Exercise directions.
Copy the entries that follow, exactly and completely.

Data provided.
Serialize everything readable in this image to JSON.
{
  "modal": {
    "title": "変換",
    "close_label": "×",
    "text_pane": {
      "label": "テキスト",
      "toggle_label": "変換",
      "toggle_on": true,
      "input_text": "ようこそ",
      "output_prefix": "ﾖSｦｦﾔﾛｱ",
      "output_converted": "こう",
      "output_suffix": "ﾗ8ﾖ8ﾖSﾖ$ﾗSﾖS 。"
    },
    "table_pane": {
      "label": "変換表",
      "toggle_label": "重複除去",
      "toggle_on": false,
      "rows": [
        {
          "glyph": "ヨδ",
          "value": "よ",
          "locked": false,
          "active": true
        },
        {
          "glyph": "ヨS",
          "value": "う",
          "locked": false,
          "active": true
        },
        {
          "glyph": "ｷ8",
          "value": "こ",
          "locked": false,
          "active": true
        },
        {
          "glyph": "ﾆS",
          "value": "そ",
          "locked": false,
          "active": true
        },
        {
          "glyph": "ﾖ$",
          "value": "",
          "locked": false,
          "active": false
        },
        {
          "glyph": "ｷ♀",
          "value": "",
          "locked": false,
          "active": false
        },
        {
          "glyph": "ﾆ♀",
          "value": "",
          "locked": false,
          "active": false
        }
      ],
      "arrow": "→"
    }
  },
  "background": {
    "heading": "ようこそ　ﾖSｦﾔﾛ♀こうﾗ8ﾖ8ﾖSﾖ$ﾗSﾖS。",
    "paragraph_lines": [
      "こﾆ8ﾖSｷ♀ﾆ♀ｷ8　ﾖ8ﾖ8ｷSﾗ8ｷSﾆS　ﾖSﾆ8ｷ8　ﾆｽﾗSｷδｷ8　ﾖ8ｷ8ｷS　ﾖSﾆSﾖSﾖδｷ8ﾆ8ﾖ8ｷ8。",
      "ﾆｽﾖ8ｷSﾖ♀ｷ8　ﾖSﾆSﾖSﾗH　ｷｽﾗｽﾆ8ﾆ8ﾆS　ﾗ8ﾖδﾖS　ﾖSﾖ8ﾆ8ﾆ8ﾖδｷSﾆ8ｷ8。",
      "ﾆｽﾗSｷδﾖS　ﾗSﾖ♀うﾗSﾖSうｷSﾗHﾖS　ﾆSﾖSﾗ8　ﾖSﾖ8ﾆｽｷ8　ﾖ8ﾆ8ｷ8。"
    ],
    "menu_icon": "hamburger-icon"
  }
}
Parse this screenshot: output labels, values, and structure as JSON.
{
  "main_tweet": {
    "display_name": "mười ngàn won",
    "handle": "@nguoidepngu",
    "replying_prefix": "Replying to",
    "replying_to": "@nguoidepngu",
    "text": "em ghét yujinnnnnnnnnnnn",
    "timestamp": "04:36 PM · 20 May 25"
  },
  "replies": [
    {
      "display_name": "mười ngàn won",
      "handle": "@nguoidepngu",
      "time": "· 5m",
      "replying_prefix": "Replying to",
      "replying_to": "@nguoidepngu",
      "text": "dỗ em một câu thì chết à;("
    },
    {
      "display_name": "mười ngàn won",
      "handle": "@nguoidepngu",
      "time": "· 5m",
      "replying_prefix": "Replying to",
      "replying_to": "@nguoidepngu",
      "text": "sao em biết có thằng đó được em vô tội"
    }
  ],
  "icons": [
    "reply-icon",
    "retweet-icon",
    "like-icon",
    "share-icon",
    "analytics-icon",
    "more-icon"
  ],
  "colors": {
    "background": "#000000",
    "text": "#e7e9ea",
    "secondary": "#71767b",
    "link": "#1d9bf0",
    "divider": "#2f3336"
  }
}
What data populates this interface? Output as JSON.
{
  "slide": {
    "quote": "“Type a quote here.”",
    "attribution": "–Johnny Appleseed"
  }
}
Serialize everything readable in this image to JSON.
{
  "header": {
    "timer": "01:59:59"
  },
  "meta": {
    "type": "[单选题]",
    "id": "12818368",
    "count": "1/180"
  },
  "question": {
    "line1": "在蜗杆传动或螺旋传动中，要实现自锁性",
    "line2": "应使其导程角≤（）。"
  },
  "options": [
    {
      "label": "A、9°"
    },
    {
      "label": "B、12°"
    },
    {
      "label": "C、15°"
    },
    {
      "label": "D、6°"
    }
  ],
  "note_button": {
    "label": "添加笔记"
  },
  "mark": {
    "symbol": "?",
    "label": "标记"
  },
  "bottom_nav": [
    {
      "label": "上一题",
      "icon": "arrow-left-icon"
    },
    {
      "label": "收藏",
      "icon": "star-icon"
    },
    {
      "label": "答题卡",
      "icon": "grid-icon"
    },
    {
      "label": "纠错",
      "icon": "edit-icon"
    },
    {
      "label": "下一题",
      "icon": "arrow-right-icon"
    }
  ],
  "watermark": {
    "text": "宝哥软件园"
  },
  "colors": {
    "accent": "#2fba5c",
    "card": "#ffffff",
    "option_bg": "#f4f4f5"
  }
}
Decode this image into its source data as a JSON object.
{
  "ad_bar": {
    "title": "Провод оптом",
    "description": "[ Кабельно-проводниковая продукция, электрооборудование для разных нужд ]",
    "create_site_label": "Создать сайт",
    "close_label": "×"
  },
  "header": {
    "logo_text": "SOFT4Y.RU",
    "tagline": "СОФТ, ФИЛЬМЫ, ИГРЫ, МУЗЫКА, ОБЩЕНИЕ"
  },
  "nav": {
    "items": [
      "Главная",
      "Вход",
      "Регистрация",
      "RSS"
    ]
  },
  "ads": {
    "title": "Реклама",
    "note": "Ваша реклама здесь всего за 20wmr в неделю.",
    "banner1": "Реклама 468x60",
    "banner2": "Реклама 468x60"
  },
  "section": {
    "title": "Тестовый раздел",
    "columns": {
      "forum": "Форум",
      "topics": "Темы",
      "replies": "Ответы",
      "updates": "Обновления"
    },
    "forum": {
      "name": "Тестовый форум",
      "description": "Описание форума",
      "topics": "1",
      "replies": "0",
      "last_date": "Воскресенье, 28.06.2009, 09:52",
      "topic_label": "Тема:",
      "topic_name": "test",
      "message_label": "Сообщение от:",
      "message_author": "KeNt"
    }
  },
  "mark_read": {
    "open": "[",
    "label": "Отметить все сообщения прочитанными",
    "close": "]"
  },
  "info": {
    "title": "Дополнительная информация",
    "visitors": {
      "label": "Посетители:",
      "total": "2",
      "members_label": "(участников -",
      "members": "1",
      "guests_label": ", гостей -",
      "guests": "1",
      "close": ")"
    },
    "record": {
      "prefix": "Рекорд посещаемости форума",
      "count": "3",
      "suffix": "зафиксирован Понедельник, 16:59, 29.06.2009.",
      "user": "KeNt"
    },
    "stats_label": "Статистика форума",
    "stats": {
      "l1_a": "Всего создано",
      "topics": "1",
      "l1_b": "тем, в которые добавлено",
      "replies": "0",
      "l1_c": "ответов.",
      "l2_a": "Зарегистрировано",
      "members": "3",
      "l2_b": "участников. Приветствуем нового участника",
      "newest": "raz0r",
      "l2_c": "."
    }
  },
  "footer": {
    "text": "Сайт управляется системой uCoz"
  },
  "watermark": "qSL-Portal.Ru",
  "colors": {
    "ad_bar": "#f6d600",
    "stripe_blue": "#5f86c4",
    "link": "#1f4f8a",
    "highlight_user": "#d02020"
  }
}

Task answer.
Serialize everything readable in this image to JSON.
{
  "modal": {
    "title": "変換",
    "close_label": "×",
    "text_pane": {
      "label": "テキスト",
      "toggle_label": "変換",
      "toggle_on": true,
      "input_text": "ようこそ",
      "output_prefix": "ﾖSｦｦﾔﾛｱ",
      "output_converted": "こう",
      "output_suffix": "ﾗ8ﾖ8ﾖSﾖ$ﾗSﾖS 。"
    },
    "table_pane": {
      "label": "変換表",
      "toggle_label": "重複除去",
      "toggle_on": false,
      "rows": [
        {
          "glyph": "ヨδ",
          "value": "よ",
          "locked": false,
          "active": true
        },
        {
          "glyph": "ヨS",
          "value": "う",
          "locked": false,
          "active": true
        },
        {
          "glyph": "ｷ8",
          "value": "こ",
          "locked": false,
          "active": true
        },
        {
          "glyph": "ﾆS",
          "value": "そ",
          "locked": false,
          "active": true
        },
        {
          "glyph": "ﾖ$",
          "value": "",
          "locked": false,
          "active": false
        },
        {
          "glyph": "ｷ♀",
          "value": "",
          "locked": false,
          "active": false
        },
        {
          "glyph": "ﾆ♀",
          "value": "",
          "locked": false,
          "active": false
        }
      ],
      "arrow": "→"
    }
  },
  "background": {
    "heading": "ようこそ　ﾖSｦﾔﾛ♀こうﾗ8ﾖ8ﾖSﾖ$ﾗSﾖS。",
    "paragraph_lines": [
      "こﾆ8ﾖSｷ♀ﾆ♀ｷ8　ﾖ8ﾖ8ｷSﾗ8ｷSﾆS　ﾖSﾆ8ｷ8　ﾆｽﾗSｷδｷ8　ﾖ8ｷ8ｷS　ﾖSﾆSﾖSﾖδｷ8ﾆ8ﾖ8ｷ8。",
      "ﾆｽﾖ8ｷSﾖ♀ｷ8　ﾖSﾆSﾖSﾗH　ｷｽﾗｽﾆ8ﾆ8ﾆS　ﾗ8ﾖδﾖS　ﾖSﾖ8ﾆ8ﾆ8ﾖδｷSﾆ8ｷ8。",
      "ﾆｽﾗSｷδﾖS　ﾗSﾖ♀うﾗSﾖSうｷSﾗHﾖS　ﾆSﾖSﾗ8　ﾖSﾖ8ﾆｽｷ8　ﾖ8ﾆ8ｷ8。"
    ],
    "menu_icon": "hamburger-icon"
  }
}
Parse this screenshot: output labels, values, and structure as JSON.
{
  "main_tweet": {
    "display_name": "mười ngàn won",
    "handle": "@nguoidepngu",
    "replying_prefix": "Replying to",
    "replying_to": "@nguoidepngu",
    "text": "em ghét yujinnnnnnnnnnnn",
    "timestamp": "04:36 PM · 20 May 25"
  },
  "replies": [
    {
      "display_name": "mười ngàn won",
      "handle": "@nguoidepngu",
      "time": "· 5m",
      "replying_prefix": "Replying to",
      "replying_to": "@nguoidepngu",
      "text": "dỗ em một câu thì chết à;("
    },
    {
      "display_name": "mười ngàn won",
      "handle": "@nguoidepngu",
      "time": "· 5m",
      "replying_prefix": "Replying to",
      "replying_to": "@nguoidepngu",
      "text": "sao em biết có thằng đó được em vô tội"
    }
  ],
  "icons": [
    "reply-icon",
    "retweet-icon",
    "like-icon",
    "share-icon",
    "analytics-icon",
    "more-icon"
  ],
  "colors": {
    "background": "#000000",
    "text": "#e7e9ea",
    "secondary": "#71767b",
    "link": "#1d9bf0",
    "divider": "#2f3336"
  }
}
What data populates this interface? Output as JSON.
{
  "slide": {
    "quote": "“Type a quote here.”",
    "attribution": "–Johnny Appleseed"
  }
}
Serialize everything readable in this image to JSON.
{
  "header": {
    "timer": "01:59:59"
  },
  "meta": {
    "type": "[单选题]",
    "id": "12818368",
    "count": "1/180"
  },
  "question": {
    "line1": "在蜗杆传动或螺旋传动中，要实现自锁性",
    "line2": "应使其导程角≤（）。"
  },
  "options": [
    {
      "label": "A、9°"
    },
    {
      "label": "B、12°"
    },
    {
      "label": "C、15°"
    },
    {
      "label": "D、6°"
    }
  ],
  "note_button": {
    "label": "添加笔记"
  },
  "mark": {
    "symbol": "?",
    "label": "标记"
  },
  "bottom_nav": [
    {
      "label": "上一题",
      "icon": "arrow-left-icon"
    },
    {
      "label": "收藏",
      "icon": "star-icon"
    },
    {
      "label": "答题卡",
      "icon": "grid-icon"
    },
    {
      "label": "纠错",
      "icon": "edit-icon"
    },
    {
      "label": "下一题",
      "icon": "arrow-right-icon"
    }
  ],
  "watermark": {
    "text": "宝哥软件园"
  },
  "colors": {
    "accent": "#2fba5c",
    "card": "#ffffff",
    "option_bg": "#f4f4f5"
  }
}
Decode this image into its source data as a JSON object.
{
  "ad_bar": {
    "title": "Провод оптом",
    "description": "[ Кабельно-проводниковая продукция, электрооборудование для разных нужд ]",
    "create_site_label": "Создать сайт",
    "close_label": "×"
  },
  "header": {
    "logo_text": "SOFT4Y.RU",
    "tagline": "СОФТ, ФИЛЬМЫ, ИГРЫ, МУЗЫКА, ОБЩЕНИЕ"
  },
  "nav": {
    "items": [
      "Главная",
      "Вход",
      "Регистрация",
      "RSS"
    ]
  },
  "ads": {
    "title": "Реклама",
    "note": "Ваша реклама здесь всего за 20wmr в неделю.",
    "banner1": "Реклама 468x60",
    "banner2": "Реклама 468x60"
  },
  "section": {
    "title": "Тестовый раздел",
    "columns": {
      "forum": "Форум",
      "topics": "Темы",
      "replies": "Ответы",
      "updates": "Обновления"
    },
    "forum": {
      "name": "Тестовый форум",
      "description": "Описание форума",
      "topics": "1",
      "replies": "0",
      "last_date": "Воскресенье, 28.06.2009, 09:52",
      "topic_label": "Тема:",
      "topic_name": "test",
      "message_label": "Сообщение от:",
      "message_author": "KeNt"
    }
  },
  "mark_read": {
    "open": "[",
    "label": "Отметить все сообщения прочитанными",
    "close": "]"
  },
  "info": {
    "title": "Дополнительная информация",
    "visitors": {
      "label": "Посетители:",
      "total": "2",
      "members_label": "(участников -",
      "members": "1",
      "guests_label": ", гостей -",
      "guests": "1",
      "close": ")"
    },
    "record": {
      "prefix": "Рекорд посещаемости форума",
      "count": "3",
      "suffix": "зафиксирован Понедельник, 16:59, 29.06.2009.",
      "user": "KeNt"
    },
    "stats_label": "Статистика форума",
    "stats": {
      "l1_a": "Всего создано",
      "topics": "1",
      "l1_b": "тем, в которые добавлено",
      "replies": "0",
      "l1_c": "ответов.",
      "l2_a": "Зарегистрировано",
      "members": "3",
      "l2_b": "участников. Приветствуем нового участника",
      "newest": "raz0r",
      "l2_c": "."
    }
  },
  "footer": {
    "text": "Сайт управляется системой uCoz"
  },
  "watermark": "qSL-Portal.Ru",
  "colors": {
    "ad_bar": "#f6d600",
    "stripe_blue": "#5f86c4",
    "link": "#1f4f8a",
    "highlight_user": "#d02020"
  }
}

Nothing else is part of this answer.